Info on the store is a bit scant, but I did find this bizarre, press-release style company history, that oddly doesn't mention that the company went bankrupt (had to find that elsewhere). But it notes the kind of forward-thinking that should have given it immortal icon status:

When pop star Michael Jackson appeared on MTV wearing a red leather jacket with 27 zippers, Merry-Go-Round sold more than 50,000 similar jackets at $29 each. Similarly, when the lead singer in the rock band Def Leppard performed in a video sporting a Union Jack sweatshirt with cut-off sleeves, a new fad was born. Merry-Go-Round sold over 40,000 copies of the sweatshirt at $15 each.

Merry-Go-Round managed to eke into the 1990's, but by 94 it was pretty much over. I'm not exactly sad about it, but I guess I feel the company doesn't get its due in pop-culture history. I'm also hopeful that I won't be spending any more time in malls so these admittedly dorky notions don't obsess me further. Though I do have some lingering questions about Orange Julius …

Just the little sound of history repeating

Did anybody else see this story about the tablet they found (albeit some 10 years ago), dating to BC times, that depicts a messianic figure who is sacrificed only to rise from the dead 3 days later? I don't know exactly if it will have any impact but I think it's pretty fascinating. But maybe it's just because I happened to watch The Last Temptation of Christ over the weekend, so I have Jesus on the brain.

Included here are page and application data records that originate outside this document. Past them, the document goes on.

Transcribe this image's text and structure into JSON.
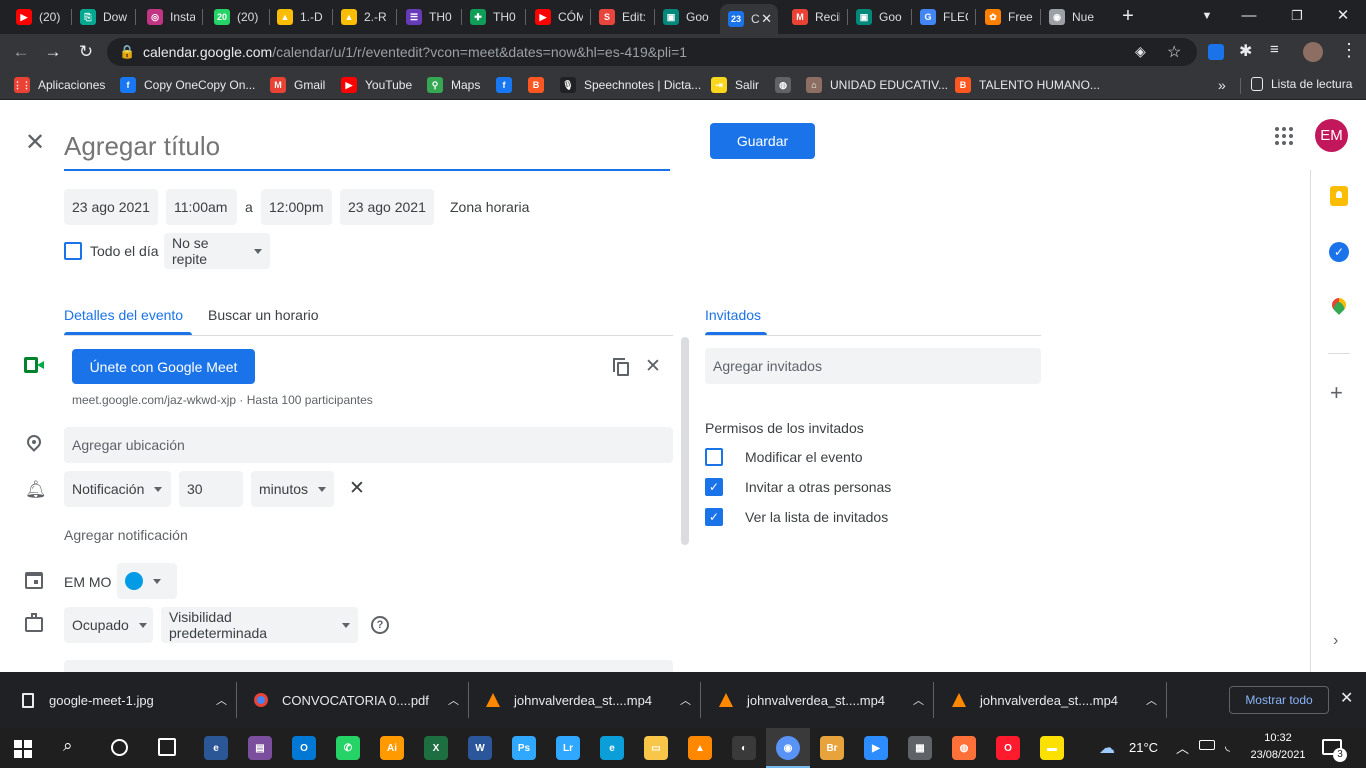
{
  "tabs": [
    {
      "label": "(20)",
      "icon": "youtube-icon",
      "color": "#ff0000",
      "glyph": "▶"
    },
    {
      "label": "Dow",
      "icon": "onecopy-icon",
      "color": "#00a88f",
      "glyph": "⎘"
    },
    {
      "label": "Insta",
      "icon": "instagram-icon",
      "color": "#c13584",
      "glyph": "◎"
    },
    {
      "label": "(20)",
      "icon": "whatsapp-icon",
      "color": "#25d366",
      "glyph": "20"
    },
    {
      "label": "1.-D",
      "icon": "drive-icon",
      "color": "#fbbc04",
      "glyph": "▲"
    },
    {
      "label": "2.-R",
      "icon": "drive-icon",
      "color": "#fbbc04",
      "glyph": "▲"
    },
    {
      "label": "TH0",
      "icon": "forms-icon",
      "color": "#673ab7",
      "glyph": "☰"
    },
    {
      "label": "TH0",
      "icon": "sheets-icon",
      "color": "#0f9d58",
      "glyph": "✚"
    },
    {
      "label": "CÓM",
      "icon": "youtube-icon",
      "color": "#ff0000",
      "glyph": "▶"
    },
    {
      "label": "Edit:",
      "icon": "sites-icon",
      "color": "#e8453c",
      "glyph": "S"
    },
    {
      "label": "Goo",
      "icon": "meet-icon",
      "color": "#00897b",
      "glyph": "▣"
    },
    {
      "label": "C",
      "icon": "calendar-icon",
      "color": "#1a73e8",
      "glyph": "23"
    },
    {
      "label": "Recil",
      "icon": "gmail-icon",
      "color": "#ea4335",
      "glyph": "M"
    },
    {
      "label": "Goo",
      "icon": "meet-icon",
      "color": "#00897b",
      "glyph": "▣"
    },
    {
      "label": "FLEC",
      "icon": "google-icon",
      "color": "#4285f4",
      "glyph": "G"
    },
    {
      "label": "Free",
      "icon": "freepik-icon",
      "color": "#ff7f00",
      "glyph": "✿"
    },
    {
      "label": "Nue",
      "icon": "chrome-icon",
      "color": "#9aa0a6",
      "glyph": "◉"
    }
  ],
  "browser": {
    "url_host": "calendar.google.com",
    "url_path": "/calendar/u/1/r/eventedit?vcon=meet&dates=now&hl=es-419&pli=1",
    "new_tab_glyph": "+",
    "reading_list": "Lista de lectura"
  },
  "bookmarks": [
    {
      "label": "Aplicaciones",
      "icon": "apps-grid-icon",
      "color": "#ea4335",
      "glyph": "⋮⋮"
    },
    {
      "label": "Copy OneCopy On...",
      "icon": "facebook-icon",
      "color": "#1877f2",
      "glyph": "f"
    },
    {
      "label": "Gmail",
      "icon": "gmail-icon",
      "color": "#ea4335",
      "glyph": "M"
    },
    {
      "label": "YouTube",
      "icon": "youtube-icon",
      "color": "#ff0000",
      "glyph": "▶"
    },
    {
      "label": "Maps",
      "icon": "maps-icon",
      "color": "#34a853",
      "glyph": "⚲"
    },
    {
      "label": "",
      "icon": "facebook-icon",
      "color": "#1877f2",
      "glyph": "f"
    },
    {
      "label": "",
      "icon": "blogger-icon",
      "color": "#ff5722",
      "glyph": "B"
    },
    {
      "label": "Speechnotes | Dicta...",
      "icon": "microphone-icon",
      "color": "#202124",
      "glyph": "🎙"
    },
    {
      "label": "Salir",
      "icon": "salir-icon",
      "color": "#f9d71c",
      "glyph": "⇥"
    },
    {
      "label": "",
      "icon": "globe-icon",
      "color": "#5f6368",
      "glyph": "◍"
    },
    {
      "label": "UNIDAD EDUCATIV...",
      "icon": "school-icon",
      "color": "#8d6e63",
      "glyph": "⌂"
    },
    {
      "label": "TALENTO HUMANO...",
      "icon": "blogger-icon",
      "color": "#ff5722",
      "glyph": "B"
    }
  ],
  "event": {
    "title_placeholder": "Agregar título",
    "save_label": "Guardar",
    "start_date": "23 ago 2021",
    "start_time": "11:00am",
    "to_label": "a",
    "end_time": "12:00pm",
    "end_date": "23 ago 2021",
    "timezone_label": "Zona horaria",
    "all_day_label": "Todo el día",
    "repeat_value": "No se repite",
    "avatar_initials": "EM",
    "avatar_color": "#c2185b"
  },
  "details": {
    "tab_details": "Detalles del evento",
    "tab_find_time": "Buscar un horario",
    "meet_button": "Únete con Google Meet",
    "meet_info": "meet.google.com/jaz-wkwd-xjp · Hasta 100 participantes",
    "location_placeholder": "Agregar ubicación",
    "notification_type": "Notificación",
    "notification_amount": "30",
    "notification_unit": "minutos",
    "add_notification": "Agregar notificación",
    "calendar_owner": "EM MO",
    "calendar_color": "#039be5",
    "availability": "Ocupado",
    "visibility": "Visibilidad predeterminada"
  },
  "guests": {
    "tab_label": "Invitados",
    "add_placeholder": "Agregar invitados",
    "permissions_title": "Permisos de los invitados",
    "permissions": [
      {
        "label": "Modificar el evento",
        "checked": false
      },
      {
        "label": "Invitar a otras personas",
        "checked": true
      },
      {
        "label": "Ver la lista de invitados",
        "checked": true
      }
    ]
  },
  "downloads": {
    "items": [
      {
        "name": "google-meet-1.jpg",
        "icon": "image-file-icon"
      },
      {
        "name": "CONVOCATORIA 0....pdf",
        "icon": "chrome-pdf-icon"
      },
      {
        "name": "johnvalverdea_st....mp4",
        "icon": "vlc-icon"
      },
      {
        "name": "johnvalverdea_st....mp4",
        "icon": "vlc-icon"
      },
      {
        "name": "johnvalverdea_st....mp4",
        "icon": "vlc-icon"
      }
    ],
    "show_all": "Mostrar todo"
  },
  "taskbar": {
    "weather": "21°C",
    "time": "10:32",
    "date": "23/08/2021",
    "notifications": "3",
    "apps": [
      {
        "icon": "edge-legacy-icon",
        "color": "#2b5797",
        "glyph": "e"
      },
      {
        "icon": "winrar-icon",
        "color": "#7b4f9d",
        "glyph": "▤"
      },
      {
        "icon": "outlook-icon",
        "color": "#0078d4",
        "glyph": "O"
      },
      {
        "icon": "whatsapp-icon",
        "color": "#25d366",
        "glyph": "✆"
      },
      {
        "icon": "illustrator-icon",
        "color": "#ff9a00",
        "glyph": "Ai"
      },
      {
        "icon": "excel-icon",
        "color": "#1d6f42",
        "glyph": "X"
      },
      {
        "icon": "word-icon",
        "color": "#2b579a",
        "glyph": "W"
      },
      {
        "icon": "photoshop-icon",
        "color": "#31a8ff",
        "glyph": "Ps"
      },
      {
        "icon": "lightroom-icon",
        "color": "#31a8ff",
        "glyph": "Lr"
      },
      {
        "icon": "edge-icon",
        "color": "#0c9ed9",
        "glyph": "e"
      },
      {
        "icon": "file-explorer-icon",
        "color": "#f8c749",
        "glyph": "▭"
      },
      {
        "icon": "vlc-icon",
        "color": "#ff8800",
        "glyph": "▲"
      },
      {
        "icon": "obs-icon",
        "color": "#3a3a3a",
        "glyph": "◐"
      },
      {
        "icon": "chrome-icon",
        "color": "#4285f4",
        "glyph": "◉"
      },
      {
        "icon": "bridge-icon",
        "color": "#e8a33d",
        "glyph": "Br"
      },
      {
        "icon": "zoom-icon",
        "color": "#2d8cff",
        "glyph": "▶"
      },
      {
        "icon": "calculator-icon",
        "color": "#5f6368",
        "glyph": "▦"
      },
      {
        "icon": "firefox-icon",
        "color": "#ff7139",
        "glyph": "◍"
      },
      {
        "icon": "opera-icon",
        "color": "#ff1b2d",
        "glyph": "O"
      },
      {
        "icon": "sticky-notes-icon",
        "color": "#fce100",
        "glyph": "▬"
      }
    ]
  }
}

I'm still rather fuzzy on Jesus and what he supposedly did (ie, if he died for everybody's sins, well, why do Catholics still need Confession?) and who he was, but the exploration of his history is pretty nifty, when it's not totally obscured by dogma. This new tidbit is interesting in that it predates the whole Jesus/Easter weekend thing, which could either be seen as proof that the Jesus thing is mostly myth, cobbled together from various, long-established traditions (along with all the pagan seasonal celebrations that coincidentally seem to happen on days also sacred to Christian, go figure). Or you can look at it and say it was prophesied long before it happened. Folks love that prophecy stuff! I suspect the anti-evolutionary, ultra-fundamentalists will see it that way. After all, these are the same people who claim god planted dinosaur bones to 'test' creationist beliefs.

So far my research indicates that Life of Brian is still the most accurate depiction of Jesus' life and times.